☐ 1 Shallot ($1.50)
☐ 2 Storage Onions ($1.50) – These onions are not as sweet raw but are delicious when cooked and they can last a very long time when stored in a dry, dark area.
Box Market Value: $25.00
Butternut Squash and Kale Torte
- 1 tbsp. olive oil
- ½ small butternut squash (about 1 lb)
- 1 medium red onion
- 1 small bunch kale
- Kosher salt and pepper
- 1 medium Yukon gold potato (about 6 oz)
- 6 oz. thinly sliced provolone cheese (from the deli counter)
- 1 plum tomato
- ¼ c. grated Parmesan (1 oz)
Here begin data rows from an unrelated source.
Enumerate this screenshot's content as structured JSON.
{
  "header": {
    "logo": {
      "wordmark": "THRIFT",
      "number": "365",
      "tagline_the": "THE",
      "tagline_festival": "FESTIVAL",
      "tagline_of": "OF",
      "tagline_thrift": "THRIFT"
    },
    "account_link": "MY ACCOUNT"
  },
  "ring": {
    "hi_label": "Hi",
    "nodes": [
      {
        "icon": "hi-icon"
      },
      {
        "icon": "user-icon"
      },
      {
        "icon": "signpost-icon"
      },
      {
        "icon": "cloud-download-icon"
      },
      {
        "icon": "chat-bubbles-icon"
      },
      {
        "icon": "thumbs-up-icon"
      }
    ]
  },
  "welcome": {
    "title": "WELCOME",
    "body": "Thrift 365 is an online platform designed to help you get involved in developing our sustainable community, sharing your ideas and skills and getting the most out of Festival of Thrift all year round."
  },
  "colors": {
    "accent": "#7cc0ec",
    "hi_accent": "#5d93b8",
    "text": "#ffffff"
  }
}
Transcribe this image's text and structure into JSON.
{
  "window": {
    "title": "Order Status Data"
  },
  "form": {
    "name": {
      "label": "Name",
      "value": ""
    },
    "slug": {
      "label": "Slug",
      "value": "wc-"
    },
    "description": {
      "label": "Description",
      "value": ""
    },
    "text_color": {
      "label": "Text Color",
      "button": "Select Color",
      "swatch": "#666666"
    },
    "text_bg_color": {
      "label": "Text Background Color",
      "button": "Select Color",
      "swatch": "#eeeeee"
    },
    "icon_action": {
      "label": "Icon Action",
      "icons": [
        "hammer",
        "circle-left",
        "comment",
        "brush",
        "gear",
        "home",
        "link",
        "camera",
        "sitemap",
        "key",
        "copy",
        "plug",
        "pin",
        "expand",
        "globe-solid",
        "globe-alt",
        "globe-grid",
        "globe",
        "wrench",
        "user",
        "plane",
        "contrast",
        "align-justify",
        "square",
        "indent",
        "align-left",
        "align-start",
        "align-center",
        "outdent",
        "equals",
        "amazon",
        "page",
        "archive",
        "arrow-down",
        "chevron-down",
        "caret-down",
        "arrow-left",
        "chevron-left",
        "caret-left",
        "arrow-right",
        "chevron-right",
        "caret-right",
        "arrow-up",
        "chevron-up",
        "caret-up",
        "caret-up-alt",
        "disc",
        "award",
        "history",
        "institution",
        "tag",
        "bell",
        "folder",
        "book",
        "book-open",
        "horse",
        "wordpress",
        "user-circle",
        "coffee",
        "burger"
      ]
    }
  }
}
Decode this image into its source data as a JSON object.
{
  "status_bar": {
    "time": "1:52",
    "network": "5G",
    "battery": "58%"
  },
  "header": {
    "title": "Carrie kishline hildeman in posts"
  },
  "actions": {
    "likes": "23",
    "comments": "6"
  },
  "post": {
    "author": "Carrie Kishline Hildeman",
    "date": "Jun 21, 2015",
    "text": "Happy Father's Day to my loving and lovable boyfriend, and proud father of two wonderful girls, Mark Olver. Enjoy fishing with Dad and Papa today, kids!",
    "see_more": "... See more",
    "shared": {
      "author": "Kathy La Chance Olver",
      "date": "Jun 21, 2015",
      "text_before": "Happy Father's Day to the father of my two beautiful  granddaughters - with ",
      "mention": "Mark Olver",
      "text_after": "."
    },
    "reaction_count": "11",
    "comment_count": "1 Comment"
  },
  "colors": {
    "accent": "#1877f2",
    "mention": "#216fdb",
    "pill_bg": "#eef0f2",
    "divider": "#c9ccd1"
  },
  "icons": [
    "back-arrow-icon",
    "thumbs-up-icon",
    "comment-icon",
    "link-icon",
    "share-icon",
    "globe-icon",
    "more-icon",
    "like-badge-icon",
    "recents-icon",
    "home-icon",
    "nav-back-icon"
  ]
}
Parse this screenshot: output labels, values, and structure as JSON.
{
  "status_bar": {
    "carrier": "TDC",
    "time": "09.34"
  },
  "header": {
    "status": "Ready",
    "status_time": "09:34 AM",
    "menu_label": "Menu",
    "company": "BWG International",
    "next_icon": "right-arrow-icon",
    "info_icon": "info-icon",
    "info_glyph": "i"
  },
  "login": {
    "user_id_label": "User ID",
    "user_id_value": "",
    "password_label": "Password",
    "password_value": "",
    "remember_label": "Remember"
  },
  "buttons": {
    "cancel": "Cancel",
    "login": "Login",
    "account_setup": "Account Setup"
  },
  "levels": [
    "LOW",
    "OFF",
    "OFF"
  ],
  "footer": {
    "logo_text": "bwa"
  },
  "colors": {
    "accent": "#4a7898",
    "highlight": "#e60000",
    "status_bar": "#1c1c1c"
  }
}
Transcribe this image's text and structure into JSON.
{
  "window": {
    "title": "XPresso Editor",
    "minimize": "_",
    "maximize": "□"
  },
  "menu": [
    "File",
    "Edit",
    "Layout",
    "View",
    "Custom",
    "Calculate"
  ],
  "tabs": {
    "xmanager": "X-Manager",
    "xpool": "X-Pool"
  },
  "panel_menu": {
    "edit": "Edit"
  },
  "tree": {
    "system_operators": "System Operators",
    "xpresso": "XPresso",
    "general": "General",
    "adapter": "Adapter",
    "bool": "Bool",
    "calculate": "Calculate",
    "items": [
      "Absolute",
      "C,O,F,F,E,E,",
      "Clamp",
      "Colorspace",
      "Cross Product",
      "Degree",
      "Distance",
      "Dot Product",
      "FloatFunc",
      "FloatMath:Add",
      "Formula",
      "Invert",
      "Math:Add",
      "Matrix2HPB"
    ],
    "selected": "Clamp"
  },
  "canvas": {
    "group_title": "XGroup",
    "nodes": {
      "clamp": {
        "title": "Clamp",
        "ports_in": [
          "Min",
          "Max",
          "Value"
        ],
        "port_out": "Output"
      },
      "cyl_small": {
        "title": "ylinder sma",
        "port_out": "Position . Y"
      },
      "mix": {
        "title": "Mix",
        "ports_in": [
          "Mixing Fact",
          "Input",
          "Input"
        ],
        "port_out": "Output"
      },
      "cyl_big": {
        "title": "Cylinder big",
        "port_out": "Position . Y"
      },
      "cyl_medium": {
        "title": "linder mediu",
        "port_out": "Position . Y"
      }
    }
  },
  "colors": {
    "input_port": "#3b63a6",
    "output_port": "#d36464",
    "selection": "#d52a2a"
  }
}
Heat oven to 425°F. Oil a 9-in. springform pan. Arrange half the butternut squash in the bottom of the pan, in concentric circles. Top with half the onion, separating the rings. Top with half the kale, drizzle with half the oil and season with 1/4 tsp salt. Top with the potatoes and half the provolone cheese.
Top with remaining kale, drizzle with the remaining oil and season with 1/4 tsp each salt and pepper. Top with the remaining onion, tomatoes and provolone. Arrange the remaining squash on top and sprinkle with the Parmesan.
Jerry Traunfeld’s Root Ribbons with Sage
- 2 pounds medium root vegetables, such as carrots, parsnips, celeriac, rutabagas, turnips, parsley root, or salsify (avoid beets)
- 3 tablespoons unsalted butter
- 1/4 cup coarsely chopped sage
- 1 1/4 teaspoons kosher salt
- Freshly ground black pepper
- 1 tablespoon maple syrup
- 2 teaspoons fresh lemon juice
Wash and peel the roots and discard the peelings. Continue to peel the vegetables from their tops to the root tips to produce ribbons, rotating the roots on their axis a quarter turn after each strip is peeled, until you’re left with cores that are too small to work with. (You can snack on these or save them for stock.) Alternately, you may use a mandoline.
Melt the butter with the sage in a large skillet over medium heat. Stir for a minute to partially cook the sage. Add the root ribbons and toss them with tongs until they begin to wilt. Add the salt, a good grinding of black pepper, the maple syrup, lemon juice, and about 3/4 cup of water.
Butternut Squash Fries
As you probably know by now, I believe that anything is more delicious in fry form. Squash is now exception. Try making parsnip fries too. For a great dipping sauce, make herbed aioli with your fresh herbs.
- 1 butternut squash
- 1 tbsp olive oil
- sea salt to garnish
Preheat the oven to 400° F. Peel and cut the squash in half lengthwise. Scoop out the seeds and then cut each half into fries or wedges.
Toss the fries in oil and then place in a single layer onto a baking tray. Bake for 20-35 minutes (depending on the size of your fries) turning once.
Remove from the oven and sprinkle with sea salt.